- _WORK ORDER_
What the task needs is every record repeated exactly, nothing more.

┄┄┄┄┄┄┄┄┄┄

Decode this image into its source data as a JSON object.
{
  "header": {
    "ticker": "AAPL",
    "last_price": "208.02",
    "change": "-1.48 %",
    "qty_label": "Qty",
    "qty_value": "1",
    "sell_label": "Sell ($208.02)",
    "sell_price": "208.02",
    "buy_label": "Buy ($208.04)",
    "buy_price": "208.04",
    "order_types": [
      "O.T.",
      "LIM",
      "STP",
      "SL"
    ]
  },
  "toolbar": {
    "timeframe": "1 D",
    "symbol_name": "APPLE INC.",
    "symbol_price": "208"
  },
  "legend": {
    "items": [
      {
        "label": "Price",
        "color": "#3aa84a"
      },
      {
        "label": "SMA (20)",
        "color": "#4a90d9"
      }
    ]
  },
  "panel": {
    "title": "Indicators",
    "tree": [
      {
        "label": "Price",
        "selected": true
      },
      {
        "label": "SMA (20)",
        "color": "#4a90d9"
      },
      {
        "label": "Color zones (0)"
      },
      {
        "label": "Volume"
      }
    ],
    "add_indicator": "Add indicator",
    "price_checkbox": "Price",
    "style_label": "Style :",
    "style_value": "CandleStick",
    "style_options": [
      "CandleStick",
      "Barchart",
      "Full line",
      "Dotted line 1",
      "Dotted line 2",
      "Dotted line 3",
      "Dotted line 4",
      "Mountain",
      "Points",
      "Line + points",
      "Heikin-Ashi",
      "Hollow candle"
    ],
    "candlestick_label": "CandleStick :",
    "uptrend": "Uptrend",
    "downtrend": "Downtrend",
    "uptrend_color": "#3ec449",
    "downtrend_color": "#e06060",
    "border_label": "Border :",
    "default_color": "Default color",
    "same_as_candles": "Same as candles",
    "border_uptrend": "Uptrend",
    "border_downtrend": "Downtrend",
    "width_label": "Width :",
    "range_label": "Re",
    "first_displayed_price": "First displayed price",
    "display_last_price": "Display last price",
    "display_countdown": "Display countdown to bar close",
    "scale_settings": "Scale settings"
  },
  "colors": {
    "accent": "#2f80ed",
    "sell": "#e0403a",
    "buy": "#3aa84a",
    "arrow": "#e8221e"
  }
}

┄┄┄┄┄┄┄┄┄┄

- _RESULT_
Decode this image into its source data as a JSON object.
{
  "header": {
    "ticker": "AAPL",
    "last_price": "208.02",
    "change": "-1.48 %",
    "qty_label": "Qty",
    "qty_value": "1",
    "sell_label": "Sell ($208.02)",
    "sell_price": "208.02",
    "buy_label": "Buy ($208.04)",
    "buy_price": "208.04",
    "order_types": [
      "O.T.",
      "LIM",
      "STP",
      "SL"
    ]
  },
  "toolbar": {
    "timeframe": "1 D",
    "symbol_name": "APPLE INC.",
    "symbol_price": "208"
  },
  "legend": {
    "items": [
      {
        "label": "Price",
        "color": "#3aa84a"
      },
      {
        "label": "SMA (20)",
        "color": "#4a90d9"
      }
    ]
  },
  "panel": {
    "title": "Indicators",
    "tree": [
      {
        "label": "Price",
        "selected": true
      },
      {
        "label": "SMA (20)",
        "color": "#4a90d9"
      },
      {
        "label": "Color zones (0)"
      },
      {
        "label": "Volume"
      }
    ],
    "add_indicator": "Add indicator",
    "price_checkbox": "Price",
    "style_label": "Style :",
    "style_value": "CandleStick",
    "style_options": [
      "CandleStick",
      "Barchart",
      "Full line",
      "Dotted line 1",
      "Dotted line 2",
      "Dotted line 3",
      "Dotted line 4",
      "Mountain",
      "Points",
      "Line + points",
      "Heikin-Ashi",
      "Hollow candle"
    ],
    "candlestick_label": "CandleStick :",
    "uptrend": "Uptrend",
    "downtrend": "Downtrend",
    "uptrend_color": "#3ec449",
    "downtrend_color": "#e06060",
    "border_label": "Border :",
    "default_color": "Default color",
    "same_as_candles": "Same as candles",
    "border_uptrend": "Uptrend",
    "border_downtrend": "Downtrend",
    "width_label": "Width :",
    "range_label": "Re",
    "first_displayed_price": "First displayed price",
    "display_last_price": "Display last price",
    "display_countdown": "Display countdown to bar close",
    "scale_settings": "Scale settings"
  },
  "colors": {
    "accent": "#2f80ed",
    "sell": "#e0403a",
    "buy": "#3aa84a",
    "arrow": "#e8221e"
  }
}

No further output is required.